■ **PROBLEM**: Give the records again, word for word.
Segment Start: TASK DATA
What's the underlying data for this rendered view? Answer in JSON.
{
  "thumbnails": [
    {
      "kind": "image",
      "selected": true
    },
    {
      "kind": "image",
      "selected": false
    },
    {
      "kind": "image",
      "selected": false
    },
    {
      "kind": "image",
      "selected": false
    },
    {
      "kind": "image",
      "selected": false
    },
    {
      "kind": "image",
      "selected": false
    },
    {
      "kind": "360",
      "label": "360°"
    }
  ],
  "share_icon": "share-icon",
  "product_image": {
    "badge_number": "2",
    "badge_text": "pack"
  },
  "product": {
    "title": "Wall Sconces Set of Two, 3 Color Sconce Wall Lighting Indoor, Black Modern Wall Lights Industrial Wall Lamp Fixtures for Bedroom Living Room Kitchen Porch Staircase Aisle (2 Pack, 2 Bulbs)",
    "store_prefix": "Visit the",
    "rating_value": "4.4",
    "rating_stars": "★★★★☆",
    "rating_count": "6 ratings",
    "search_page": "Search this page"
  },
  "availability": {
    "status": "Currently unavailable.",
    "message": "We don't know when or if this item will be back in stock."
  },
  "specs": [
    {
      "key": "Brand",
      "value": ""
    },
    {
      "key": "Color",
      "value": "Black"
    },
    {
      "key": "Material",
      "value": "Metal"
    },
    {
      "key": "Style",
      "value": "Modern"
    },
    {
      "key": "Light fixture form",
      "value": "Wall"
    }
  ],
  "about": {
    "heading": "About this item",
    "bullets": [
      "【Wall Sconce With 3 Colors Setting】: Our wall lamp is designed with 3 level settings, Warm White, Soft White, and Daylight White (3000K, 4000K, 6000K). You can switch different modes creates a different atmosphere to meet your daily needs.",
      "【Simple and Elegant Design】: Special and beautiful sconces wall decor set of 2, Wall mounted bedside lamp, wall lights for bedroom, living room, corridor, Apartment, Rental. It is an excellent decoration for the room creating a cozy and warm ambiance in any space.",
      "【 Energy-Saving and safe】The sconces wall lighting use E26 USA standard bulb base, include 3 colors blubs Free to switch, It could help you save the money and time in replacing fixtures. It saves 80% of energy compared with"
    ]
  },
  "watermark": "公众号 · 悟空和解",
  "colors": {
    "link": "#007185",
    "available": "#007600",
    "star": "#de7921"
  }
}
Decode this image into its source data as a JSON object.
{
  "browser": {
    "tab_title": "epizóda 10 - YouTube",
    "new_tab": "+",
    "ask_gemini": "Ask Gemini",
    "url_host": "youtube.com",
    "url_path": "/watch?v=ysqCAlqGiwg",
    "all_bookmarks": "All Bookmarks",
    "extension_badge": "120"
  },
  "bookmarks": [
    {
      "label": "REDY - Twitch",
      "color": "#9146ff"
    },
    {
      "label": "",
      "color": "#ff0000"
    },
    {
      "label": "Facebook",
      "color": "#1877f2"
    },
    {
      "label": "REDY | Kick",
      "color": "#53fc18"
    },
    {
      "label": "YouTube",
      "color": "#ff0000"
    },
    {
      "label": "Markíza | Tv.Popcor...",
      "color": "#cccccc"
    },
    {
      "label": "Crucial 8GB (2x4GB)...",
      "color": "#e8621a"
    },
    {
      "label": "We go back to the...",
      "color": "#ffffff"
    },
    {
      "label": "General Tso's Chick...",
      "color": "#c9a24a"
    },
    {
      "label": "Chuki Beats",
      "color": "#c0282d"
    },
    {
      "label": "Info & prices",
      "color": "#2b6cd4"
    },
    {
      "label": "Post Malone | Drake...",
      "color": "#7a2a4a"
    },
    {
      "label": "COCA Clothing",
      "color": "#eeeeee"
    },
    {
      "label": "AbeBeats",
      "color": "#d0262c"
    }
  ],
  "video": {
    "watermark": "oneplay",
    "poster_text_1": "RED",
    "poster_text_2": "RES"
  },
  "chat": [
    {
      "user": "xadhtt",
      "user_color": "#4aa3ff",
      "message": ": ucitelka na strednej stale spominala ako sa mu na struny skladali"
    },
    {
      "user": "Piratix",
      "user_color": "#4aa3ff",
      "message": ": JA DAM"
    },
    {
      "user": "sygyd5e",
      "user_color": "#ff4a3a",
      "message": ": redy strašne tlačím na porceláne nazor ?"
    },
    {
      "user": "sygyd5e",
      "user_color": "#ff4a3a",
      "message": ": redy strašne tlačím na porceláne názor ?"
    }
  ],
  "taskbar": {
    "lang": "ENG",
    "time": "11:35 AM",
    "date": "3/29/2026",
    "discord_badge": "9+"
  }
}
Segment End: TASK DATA
■ **SOLVED EXERCISE**:
What's the underlying data for this rendered view? Answer in JSON.
{
  "thumbnails": [
    {
      "kind": "image",
      "selected": true
    },
    {
      "kind": "image",
      "selected": false
    },
    {
      "kind": "image",
      "selected": false
    },
    {
      "kind": "image",
      "selected": false
    },
    {
      "kind": "image",
      "selected": false
    },
    {
      "kind": "image",
      "selected": false
    },
    {
      "kind": "360",
      "label": "360°"
    }
  ],
  "share_icon": "share-icon",
  "product_image": {
    "badge_number": "2",
    "badge_text": "pack"
  },
  "product": {
    "title": "Wall Sconces Set of Two, 3 Color Sconce Wall Lighting Indoor, Black Modern Wall Lights Industrial Wall Lamp Fixtures for Bedroom Living Room Kitchen Porch Staircase Aisle (2 Pack, 2 Bulbs)",
    "store_prefix": "Visit the",
    "rating_value": "4.4",
    "rating_stars": "★★★★☆",
    "rating_count": "6 ratings",
    "search_page": "Search this page"
  },
  "availability": {
    "status": "Currently unavailable.",
    "message": "We don't know when or if this item will be back in stock."
  },
  "specs": [
    {
      "key": "Brand",
      "value": ""
    },
    {
      "key": "Color",
      "value": "Black"
    },
    {
      "key": "Material",
      "value": "Metal"
    },
    {
      "key": "Style",
      "value": "Modern"
    },
    {
      "key": "Light fixture form",
      "value": "Wall"
    }
  ],
  "about": {
    "heading": "About this item",
    "bullets": [
      "【Wall Sconce With 3 Colors Setting】: Our wall lamp is designed with 3 level settings, Warm White, Soft White, and Daylight White (3000K, 4000K, 6000K). You can switch different modes creates a different atmosphere to meet your daily needs.",
      "【Simple and Elegant Design】: Special and beautiful sconces wall decor set of 2, Wall mounted bedside lamp, wall lights for bedroom, living room, corridor, Apartment, Rental. It is an excellent decoration for the room creating a cozy and warm ambiance in any space.",
      "【 Energy-Saving and safe】The sconces wall lighting use E26 USA standard bulb base, include 3 colors blubs Free to switch, It could help you save the money and time in replacing fixtures. It saves 80% of energy compared with"
    ]
  },
  "watermark": "公众号 · 悟空和解",
  "colors": {
    "link": "#007185",
    "available": "#007600",
    "star": "#de7921"
  }
}
Decode this image into its source data as a JSON object.
{
  "browser": {
    "tab_title": "epizóda 10 - YouTube",
    "new_tab": "+",
    "ask_gemini": "Ask Gemini",
    "url_host": "youtube.com",
    "url_path": "/watch?v=ysqCAlqGiwg",
    "all_bookmarks": "All Bookmarks",
    "extension_badge": "120"
  },
  "bookmarks": [
    {
      "label": "REDY - Twitch",
      "color": "#9146ff"
    },
    {
      "label": "",
      "color": "#ff0000"
    },
    {
      "label": "Facebook",
      "color": "#1877f2"
    },
    {
      "label": "REDY | Kick",
      "color": "#53fc18"
    },
    {
      "label": "YouTube",
      "color": "#ff0000"
    },
    {
      "label": "Markíza | Tv.Popcor...",
      "color": "#cccccc"
    },
    {
      "label": "Crucial 8GB (2x4GB)...",
      "color": "#e8621a"
    },
    {
      "label": "We go back to the...",
      "color": "#ffffff"
    },
    {
      "label": "General Tso's Chick...",
      "color": "#c9a24a"
    },
    {
      "label": "Chuki Beats",
      "color": "#c0282d"
    },
    {
      "label": "Info & prices",
      "color": "#2b6cd4"
    },
    {
      "label": "Post Malone | Drake...",
      "color": "#7a2a4a"
    },
    {
      "label": "COCA Clothing",
      "color": "#eeeeee"
    },
    {
      "label": "AbeBeats",
      "color": "#d0262c"
    }
  ],
  "video": {
    "watermark": "oneplay",
    "poster_text_1": "RED",
    "poster_text_2": "RES"
  },
  "chat": [
    {
      "user": "xadhtt",
      "user_color": "#4aa3ff",
      "message": ": ucitelka na strednej stale spominala ako sa mu na struny skladali"
    },
    {
      "user": "Piratix",
      "user_color": "#4aa3ff",
      "message": ": JA DAM"
    },
    {
      "user": "sygyd5e",
      "user_color": "#ff4a3a",
      "message": ": redy strašne tlačím na porceláne nazor ?"
    },
    {
      "user": "sygyd5e",
      "user_color": "#ff4a3a",
      "message": ": redy strašne tlačím na porceláne názor ?"
    }
  ],
  "taskbar": {
    "lang": "ENG",
    "time": "11:35 AM",
    "date": "3/29/2026",
    "discord_badge": "9+"
  }
}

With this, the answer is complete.